I got this mail from a listener of the podcast episode on Value Objects I recorded with Konstantin:
I've been listening to your Elephant in the room podcast Episode #002, i was wondering if you have a coding example of where you use the Country as a value object and not as an entity.
I've come across this problem too, and was hoping you may have an example that i can look at to give me a better understanding in terms of how to code this?
My first question would really be how would you logically store a list of all countries outside of a database if you were using value objects for use in a Form lookup field?
There’s nothing intrinsically wrong with modelling countries as entities and storing them in the database. But in most cases,
that overcomplicating things. Countries don’t change often. When a country’s name changes,
it is in fact, for all practical purposes, a new country. If a country one day does not exist anymore, you can’t simply
change all addresses, because possibly the country was split into two countries.
Whenever you have this kind of friction, there’s usually some missing concept screaming to be discovered. In this case,
two concerns are being mixed. One is a modelling concern: we want to treat
Country as a value object with all the
benefits that it brings. The other is a user experience concern: we want to help the user to pick a country from a list, so we don’t
end up with twenty different spellings of the same country. And finally, we’d probably want to validate somehow that the
submitted country indeed exists.
So what’s the missing concept? The value object represents an actual country, and the UX and validation require a list of
available countries. Even though both are closely related, the nuance is slightly different. So let’s make it explicit and
call the new concept
AvailableCountries. These available countries can be entities in a database, records in a JSON, or
even simply a hardcoded list in your code. (That depends on whether the business wants easy access to them through a UI.)
In code, it could look something like this:
final class Country
public function __construct($countryCode)
$this->countryCode = $countryCode;
public function __toString()
final class AvailableCountry
public function __construct(Country $country, $name)
$this->country = $country;
$this->name = $name;
/** @return Country */
public function getCountry()
public function getName()

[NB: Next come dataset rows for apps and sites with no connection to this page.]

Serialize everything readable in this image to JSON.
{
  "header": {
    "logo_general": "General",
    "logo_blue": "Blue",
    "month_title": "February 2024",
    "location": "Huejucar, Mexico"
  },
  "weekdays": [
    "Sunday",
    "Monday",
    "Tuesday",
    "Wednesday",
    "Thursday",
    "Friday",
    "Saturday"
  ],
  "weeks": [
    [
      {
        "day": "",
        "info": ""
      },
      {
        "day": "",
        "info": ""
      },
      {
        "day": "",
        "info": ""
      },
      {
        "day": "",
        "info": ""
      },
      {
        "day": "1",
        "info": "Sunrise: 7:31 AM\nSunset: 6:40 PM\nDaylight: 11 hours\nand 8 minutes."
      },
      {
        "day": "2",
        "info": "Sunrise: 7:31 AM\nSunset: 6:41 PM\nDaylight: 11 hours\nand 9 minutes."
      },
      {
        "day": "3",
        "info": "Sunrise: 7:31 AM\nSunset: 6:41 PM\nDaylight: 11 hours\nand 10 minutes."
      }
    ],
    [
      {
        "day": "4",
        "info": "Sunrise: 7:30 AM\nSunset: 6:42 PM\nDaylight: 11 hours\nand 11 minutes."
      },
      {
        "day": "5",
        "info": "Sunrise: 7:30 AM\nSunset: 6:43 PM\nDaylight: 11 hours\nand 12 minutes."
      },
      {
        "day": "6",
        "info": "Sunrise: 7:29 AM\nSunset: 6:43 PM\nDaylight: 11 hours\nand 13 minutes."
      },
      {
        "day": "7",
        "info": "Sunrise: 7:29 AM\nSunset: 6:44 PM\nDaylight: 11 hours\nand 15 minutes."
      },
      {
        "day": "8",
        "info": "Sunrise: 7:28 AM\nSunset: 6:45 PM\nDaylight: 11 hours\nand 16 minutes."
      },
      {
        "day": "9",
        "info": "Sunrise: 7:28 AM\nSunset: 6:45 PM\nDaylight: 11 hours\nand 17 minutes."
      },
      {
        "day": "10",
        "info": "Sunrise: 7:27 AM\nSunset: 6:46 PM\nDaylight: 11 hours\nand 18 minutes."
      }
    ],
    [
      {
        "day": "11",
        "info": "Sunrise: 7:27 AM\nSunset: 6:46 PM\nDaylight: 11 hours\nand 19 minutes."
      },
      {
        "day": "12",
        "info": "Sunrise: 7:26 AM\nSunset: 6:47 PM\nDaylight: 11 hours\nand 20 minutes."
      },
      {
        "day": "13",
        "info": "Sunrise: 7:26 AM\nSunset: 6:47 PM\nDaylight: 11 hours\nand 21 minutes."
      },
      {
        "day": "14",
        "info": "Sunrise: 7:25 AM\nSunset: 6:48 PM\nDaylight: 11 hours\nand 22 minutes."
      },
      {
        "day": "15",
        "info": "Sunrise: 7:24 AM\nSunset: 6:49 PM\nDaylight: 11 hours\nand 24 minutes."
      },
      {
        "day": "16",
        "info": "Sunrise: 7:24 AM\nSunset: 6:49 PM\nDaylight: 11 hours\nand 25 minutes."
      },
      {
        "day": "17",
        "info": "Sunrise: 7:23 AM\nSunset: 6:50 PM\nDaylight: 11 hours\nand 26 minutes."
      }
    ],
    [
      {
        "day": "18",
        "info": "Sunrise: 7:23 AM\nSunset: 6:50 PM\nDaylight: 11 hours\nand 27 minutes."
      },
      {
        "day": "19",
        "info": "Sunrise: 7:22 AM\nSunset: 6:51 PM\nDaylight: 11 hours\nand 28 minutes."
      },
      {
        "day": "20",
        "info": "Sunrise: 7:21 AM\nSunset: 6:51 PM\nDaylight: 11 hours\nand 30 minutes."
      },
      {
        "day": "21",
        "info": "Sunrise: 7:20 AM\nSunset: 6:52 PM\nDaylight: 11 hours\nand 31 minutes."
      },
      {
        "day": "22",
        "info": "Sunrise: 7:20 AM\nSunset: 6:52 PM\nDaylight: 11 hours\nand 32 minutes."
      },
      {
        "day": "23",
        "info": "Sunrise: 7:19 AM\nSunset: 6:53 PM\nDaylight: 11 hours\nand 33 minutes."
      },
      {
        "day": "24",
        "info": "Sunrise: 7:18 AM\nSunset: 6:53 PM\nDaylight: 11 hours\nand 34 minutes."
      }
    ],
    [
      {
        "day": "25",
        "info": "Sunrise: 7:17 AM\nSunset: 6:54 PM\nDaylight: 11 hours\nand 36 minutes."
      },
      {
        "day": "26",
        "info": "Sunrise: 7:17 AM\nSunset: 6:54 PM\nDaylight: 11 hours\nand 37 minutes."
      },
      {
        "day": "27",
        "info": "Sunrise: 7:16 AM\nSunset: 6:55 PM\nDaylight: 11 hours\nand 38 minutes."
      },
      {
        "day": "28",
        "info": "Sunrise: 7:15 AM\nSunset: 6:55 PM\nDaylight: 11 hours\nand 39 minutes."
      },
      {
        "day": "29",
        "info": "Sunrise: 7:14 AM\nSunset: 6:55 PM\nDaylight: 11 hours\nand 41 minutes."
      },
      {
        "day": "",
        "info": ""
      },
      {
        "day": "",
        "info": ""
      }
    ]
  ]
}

final class AvailableCountryRepository
/** @return AvailableCountry */
public function findAll()
'BE' => new AvailableCountry(new Country('BE'), 'Belgium'),
'FR' => new AvailableCountry(new Country('FR'), 'France'),
/** @return AvailableCountry */
public function findByCountry(Country $country)
return $this->findAll()[(string) $country];
So now you can query
AvailableCountryRepository to populate select boxes, and use it to see if a Country exists.
When to use
This pattern should be easy to implement in many different ways, suited to whatever your use case is. Deciding when and
when not to use this pattern, is probably the hardest part. Start by imagining you are building a ‘pure’ model. There’s
no UI, no database, just code. Is the thing you’re modelling an entity or a value object? Does it change over time? If two
instances have the same value, can they have a different identity? Or is it the value alone that defines what they are?
Try listing the problems you are trying to solve (model, UX, validation, …) and try to come up with a separate solution
for each of them. Take decoupling to the max, poke around for missing concepts, and make the implicit explicit. Don’t think
of database normalisation, relational integrity, performance, … those are all optimisations that you can add on top of
your solution, as opposed to allowing your logical solution to be defined by the infrastructural constraints. And above all,
experiment, fail, try again, learn!